It’s been a dream of mine, well I mean something that I needed to check off the list, ever since I read Dan Barber’s book The Third Plate. I didn’t agree with everything he had to say, but I thought it was a start. I mean, what we’re eating, how we’re eating, and how fast we’re eating it is not sustainable. And if you think it is, take a look at the big picture.
American’s eat, on average, 210.8 pounds of meat including red meat, chicken,and turkey per year, per person. It may be lower than the all time high (ever recorded) of 220.2 pounds in 2004, but seriously, that’s still a lot. Do you know how many animals it takes to make that many pounds? Well according to Slaughterhouse, there’s about 500 pounds of meat per cow and about 40-45% of each slaughtered animal is used for meat. Which means, a single cow can be used to make over 2,000 quarter pounders and a typical American eats about 280 of those per year. (I know you’re most likely not eating quarter pounders, but give me a break on the math).
The point? All these animals that are being used for slaughter are not only living in horrible conditions (I won’t touch on that here, but you can look it up yourself), but they’re also responsible for 18 percent of greenhouse gas emissions, more than the combined exhaust from ALL transportation. Basically, all those lovely farts from those cute animals, are causing major problems for the environment, not just our health. There are some other great facts here if you’re looking for more information.
Ok, so what about organic? What if I’m a vegetarian? Vegan? Isn’t that helping the planet just a little bit more? Isn’t organic farming what nature intended? Yes and no. We all know that our ancestors were hunter and gatherers, searching for berries, wild vegetables, and then hunting the latest game, every single day. It wasn’t until 10,000 – 13,000 years ago that the domestication of animals first began. Yes, a long time ago. Then soon, villages began cultivating grains, figs in the Jordan Valley, and squash in Mexico. Keep going and soon the potato in South American began being harvested along with tobacco. Natural fertilizers were used and farmers really had to work with the environment. Droughts, torrential rain, and more.
Then came The Green Revolution, which increased agriculture production around the world, modernizing techniques and expanding the distribution of synthetic fertilizers and pesticides. The good part? Many lives were saved from starvation as yields increased dramatically. The bad part? It was also the start of rice, corn, and wheat providing 60% of the human food supply and monoculture.

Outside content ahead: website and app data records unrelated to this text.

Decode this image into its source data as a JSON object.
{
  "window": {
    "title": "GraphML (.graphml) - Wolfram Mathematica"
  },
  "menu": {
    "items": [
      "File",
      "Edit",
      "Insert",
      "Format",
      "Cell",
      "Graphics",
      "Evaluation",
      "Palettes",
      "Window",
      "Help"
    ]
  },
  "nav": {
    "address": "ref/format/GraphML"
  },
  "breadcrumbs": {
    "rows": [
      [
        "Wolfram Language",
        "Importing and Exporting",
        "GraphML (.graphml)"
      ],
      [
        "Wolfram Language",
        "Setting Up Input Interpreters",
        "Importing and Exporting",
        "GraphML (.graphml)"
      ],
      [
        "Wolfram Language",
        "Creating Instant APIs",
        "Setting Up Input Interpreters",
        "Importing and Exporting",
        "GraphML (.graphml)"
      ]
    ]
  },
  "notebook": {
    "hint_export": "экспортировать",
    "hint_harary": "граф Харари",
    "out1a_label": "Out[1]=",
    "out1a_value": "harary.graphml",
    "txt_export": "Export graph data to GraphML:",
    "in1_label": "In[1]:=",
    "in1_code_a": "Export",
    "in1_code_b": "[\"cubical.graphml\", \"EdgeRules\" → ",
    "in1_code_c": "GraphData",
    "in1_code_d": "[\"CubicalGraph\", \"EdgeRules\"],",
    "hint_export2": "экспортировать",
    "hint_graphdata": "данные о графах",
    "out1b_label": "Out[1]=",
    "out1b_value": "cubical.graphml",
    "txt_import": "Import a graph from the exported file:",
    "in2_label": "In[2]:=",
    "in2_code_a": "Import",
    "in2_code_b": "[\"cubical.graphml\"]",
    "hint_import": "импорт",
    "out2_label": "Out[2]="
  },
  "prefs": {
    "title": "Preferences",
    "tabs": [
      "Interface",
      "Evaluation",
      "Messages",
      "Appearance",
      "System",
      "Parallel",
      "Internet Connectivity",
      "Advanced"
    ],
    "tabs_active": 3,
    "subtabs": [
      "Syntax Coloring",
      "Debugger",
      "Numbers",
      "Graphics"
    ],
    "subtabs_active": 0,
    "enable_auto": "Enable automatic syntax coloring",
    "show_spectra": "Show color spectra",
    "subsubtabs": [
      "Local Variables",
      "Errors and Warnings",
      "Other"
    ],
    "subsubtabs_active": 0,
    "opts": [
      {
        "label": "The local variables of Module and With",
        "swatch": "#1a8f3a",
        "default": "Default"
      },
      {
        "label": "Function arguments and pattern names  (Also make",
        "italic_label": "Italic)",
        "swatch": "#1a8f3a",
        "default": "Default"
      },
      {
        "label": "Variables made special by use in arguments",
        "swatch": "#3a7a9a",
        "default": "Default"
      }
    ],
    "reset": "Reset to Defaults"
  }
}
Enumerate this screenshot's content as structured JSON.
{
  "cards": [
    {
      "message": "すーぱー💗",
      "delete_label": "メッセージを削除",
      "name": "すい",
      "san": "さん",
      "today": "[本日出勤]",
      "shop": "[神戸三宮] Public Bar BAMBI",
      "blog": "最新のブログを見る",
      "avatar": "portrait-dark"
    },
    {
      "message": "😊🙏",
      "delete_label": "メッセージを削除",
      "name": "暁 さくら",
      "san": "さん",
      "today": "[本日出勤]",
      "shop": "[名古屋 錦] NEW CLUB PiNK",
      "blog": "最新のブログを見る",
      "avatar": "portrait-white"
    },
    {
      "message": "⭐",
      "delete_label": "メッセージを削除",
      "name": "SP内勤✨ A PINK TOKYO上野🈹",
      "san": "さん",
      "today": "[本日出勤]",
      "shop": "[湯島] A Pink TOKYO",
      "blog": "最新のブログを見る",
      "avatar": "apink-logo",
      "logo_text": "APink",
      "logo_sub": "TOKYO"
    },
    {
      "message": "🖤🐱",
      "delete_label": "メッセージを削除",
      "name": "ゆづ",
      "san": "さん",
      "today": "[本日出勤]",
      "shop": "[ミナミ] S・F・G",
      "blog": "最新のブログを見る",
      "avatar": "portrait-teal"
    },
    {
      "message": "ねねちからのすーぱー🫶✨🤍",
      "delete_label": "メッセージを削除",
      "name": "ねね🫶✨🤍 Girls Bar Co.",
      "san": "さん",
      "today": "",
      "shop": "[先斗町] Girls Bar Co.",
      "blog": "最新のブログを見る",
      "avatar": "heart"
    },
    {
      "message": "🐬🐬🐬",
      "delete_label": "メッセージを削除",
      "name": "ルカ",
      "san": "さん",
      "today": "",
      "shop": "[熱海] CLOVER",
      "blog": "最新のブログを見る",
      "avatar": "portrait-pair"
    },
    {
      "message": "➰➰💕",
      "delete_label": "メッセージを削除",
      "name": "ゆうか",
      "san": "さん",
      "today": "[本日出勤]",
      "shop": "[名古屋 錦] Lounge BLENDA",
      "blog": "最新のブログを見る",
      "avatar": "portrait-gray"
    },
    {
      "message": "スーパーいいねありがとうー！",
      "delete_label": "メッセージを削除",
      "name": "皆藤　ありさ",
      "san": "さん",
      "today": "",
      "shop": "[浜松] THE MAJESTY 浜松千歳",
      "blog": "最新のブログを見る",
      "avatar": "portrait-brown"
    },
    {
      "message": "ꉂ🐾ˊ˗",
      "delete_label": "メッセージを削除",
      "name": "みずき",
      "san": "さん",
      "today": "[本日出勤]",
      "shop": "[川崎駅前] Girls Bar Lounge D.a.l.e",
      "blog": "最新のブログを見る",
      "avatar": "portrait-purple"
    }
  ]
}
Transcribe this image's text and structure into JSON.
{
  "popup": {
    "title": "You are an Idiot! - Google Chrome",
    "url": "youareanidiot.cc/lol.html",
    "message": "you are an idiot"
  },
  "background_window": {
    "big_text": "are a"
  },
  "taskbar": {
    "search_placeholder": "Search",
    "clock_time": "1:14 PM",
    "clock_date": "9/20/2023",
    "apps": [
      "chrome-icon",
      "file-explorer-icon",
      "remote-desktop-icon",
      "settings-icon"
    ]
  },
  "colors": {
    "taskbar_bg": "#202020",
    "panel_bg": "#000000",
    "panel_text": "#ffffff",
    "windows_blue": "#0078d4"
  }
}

So the question is this – we have a situation where people don’t know what to eat that will help save the world while keeping them healthy. Organic is a great option. Backyard growing even better. Buying in season produce from local farmers – right on. However, not everyone can do that and with issues like the California drought, what do people do when watering their backyard vegetables is in conflict with a ever decreasing water supply? And that’s just in America. The population of the Earth continues to rise and feeding everyone without using excess fuel, emitting large amounts of greenhouse gasses and promoting monoculture – can it work? I don’t know.
Back to Stone Barns. Barber has made a name for himself as a chef that not only cooks with the seasons, but cooks with ingredients that are in season, locally to his restaurant, while also using techniques that promote using every piece of the land, preserving the land, feeding the land, and leaving it better off then when he stepped on it.
This beautiful and peaceful setting includes pasture raised pigs, geese, sheep, and chickens; a half-acre green house; bee hives; and a hilly vegetable plot. Take a walk by yourself and hop on any one of the tours. If you’ve got (a lot of) cash in your wallet, you can book a reservation at the famous Blue Hill at Stone Barns where Chef Barber creates dinners that are especially tailored the the diner and the season. (One day.)
As we enjoyed the tour, our knowledgeable guide continued to share Stone Barns philosophy that the system must always give back. That struck me. We take. We take the carrots from the ground, we take the eggs from the chickens that stomp and poop on the ground, and we take the water from the rivers, lakes, and streams. But, what do we actually give back?
I think that’s the answer to our problems in more ways than one.
What do we give back?
When we chop a tree down, do we plant another one in its place? When we dig up the soil to plant and harvest vegetables to nourish ourselves and our families, do we in turn take the time to put nourishment back into the soil? If we just took the time to give back, maybe we’d have a bigger appreciation for what we’re taking and we would only take what we needed to stay healthy and vibrant.
So when you’re confused about what to eat for dinner, what to feed your family, how those who are not as fortunate as you are are surviving, and how the planet will support the increasing population of people – figure out how you can give back to Mother Earth. It may not be The Third Plate, but it’s a philosophy that’s all encompassing.